units. Each one was personalized with a unique badge.
All 80 automobiles
have been snatched up, despite the hefty price tag of more than
$100,000. But Lincoln has said it will build more coach-door
Continentals. So stay tuned.
Q: I purchased a new
2011 Ford Fusion in December 2010. The car ran great (and quietly)
until the weather warmed up to over 80 degrees, then developed a
series of creaks, groans, knocks and other weird sounds, mostly from
the front end and in the steering. Investigating, I found many
complaints of this car from others, and horror stories of people
replacing suspension, brake and steering parts to no avail.
In the fall when the
weather fell below 80 degrees all noises stopped. Believing it was
somehow temperature related, I did nothing. Nine years later the car
continues to do this, every winter runs quietly, every summer the
noises return. I still own the car, and outside of several recalls
which Ford took care of, the car still runs great and is very good
on gas mileage, but now summer is coming and the noises have
Was there ever a fix
— C.J., Chicago
A: You have me
stumped. The first thing to come to mind was sway bar links or
bushings, or loose McPherson struts. But these would not change with
the weather. My hunch is that something metal is expanding with the
heat and contacting another piece of metal somewhere.
Don’t rule out the
rear of the car. Noises created in the back can travel through the
frame to the front. Ask your favorite technician to look carefully
for shiny spots where contact may have been made.
Q: Thanks for your
recent piece on the advisability of changing lights in pairs. The
Friday before your column appeared in the Chicago Tribune my wife
got stopped by the Chicago police for a burned-out right brake
She drives a 2014
Subaru Forester. I took your suggestion one step further and ordered
replacements for the whole cluster. The top right bulb was burned
out. It is a combo brake light and running light. It was obvious
that the one next to it was ready to go, so it was a good idea to
replace both. The pair just below are the back-up lights. Based on
the discoloration of the glass, I would guess they would have gone
out next, so I swapped them out while the light cluster was
Thanks for the tip. I
greatly enjoy your column.
— J.C., Chicago
A: It makes economic
sense to replace all of the bulbs if you have to go through the
trouble of remove an entire lighting module.
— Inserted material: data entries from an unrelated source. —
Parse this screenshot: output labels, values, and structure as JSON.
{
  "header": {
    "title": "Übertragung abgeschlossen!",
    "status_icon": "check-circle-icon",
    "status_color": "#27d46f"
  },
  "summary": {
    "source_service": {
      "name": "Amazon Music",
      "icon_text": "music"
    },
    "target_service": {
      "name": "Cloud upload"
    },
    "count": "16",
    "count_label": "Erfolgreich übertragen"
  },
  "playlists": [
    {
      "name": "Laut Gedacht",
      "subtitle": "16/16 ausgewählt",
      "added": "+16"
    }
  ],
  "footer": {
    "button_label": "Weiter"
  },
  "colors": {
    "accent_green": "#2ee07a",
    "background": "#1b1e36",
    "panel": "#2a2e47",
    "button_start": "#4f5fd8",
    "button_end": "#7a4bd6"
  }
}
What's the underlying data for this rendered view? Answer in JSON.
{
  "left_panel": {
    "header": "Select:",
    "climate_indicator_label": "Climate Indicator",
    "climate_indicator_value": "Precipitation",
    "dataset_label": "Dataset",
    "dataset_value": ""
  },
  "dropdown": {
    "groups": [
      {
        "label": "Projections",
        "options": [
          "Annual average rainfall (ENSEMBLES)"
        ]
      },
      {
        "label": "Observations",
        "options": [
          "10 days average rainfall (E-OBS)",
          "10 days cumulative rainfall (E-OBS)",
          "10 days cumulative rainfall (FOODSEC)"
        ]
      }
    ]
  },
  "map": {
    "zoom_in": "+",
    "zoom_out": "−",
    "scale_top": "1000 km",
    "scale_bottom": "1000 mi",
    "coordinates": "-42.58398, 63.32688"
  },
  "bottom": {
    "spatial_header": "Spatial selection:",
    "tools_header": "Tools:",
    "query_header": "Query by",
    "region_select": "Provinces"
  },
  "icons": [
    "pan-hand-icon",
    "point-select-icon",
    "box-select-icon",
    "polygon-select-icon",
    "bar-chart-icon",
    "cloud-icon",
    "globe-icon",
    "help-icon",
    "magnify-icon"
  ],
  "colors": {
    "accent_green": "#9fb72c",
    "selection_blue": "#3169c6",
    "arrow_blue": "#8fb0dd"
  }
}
This is especially true
for some modules that require labor to remove stuff like the grill
of bumper, or both.
Thanks for the kudos.
Send questions along
with name and town to Motormouth, Rides, Chicago Tribune, 160 N.
Stetson Ave., Fourth Floor, Chicago, IL 60601 or firstname.lastname@example.org.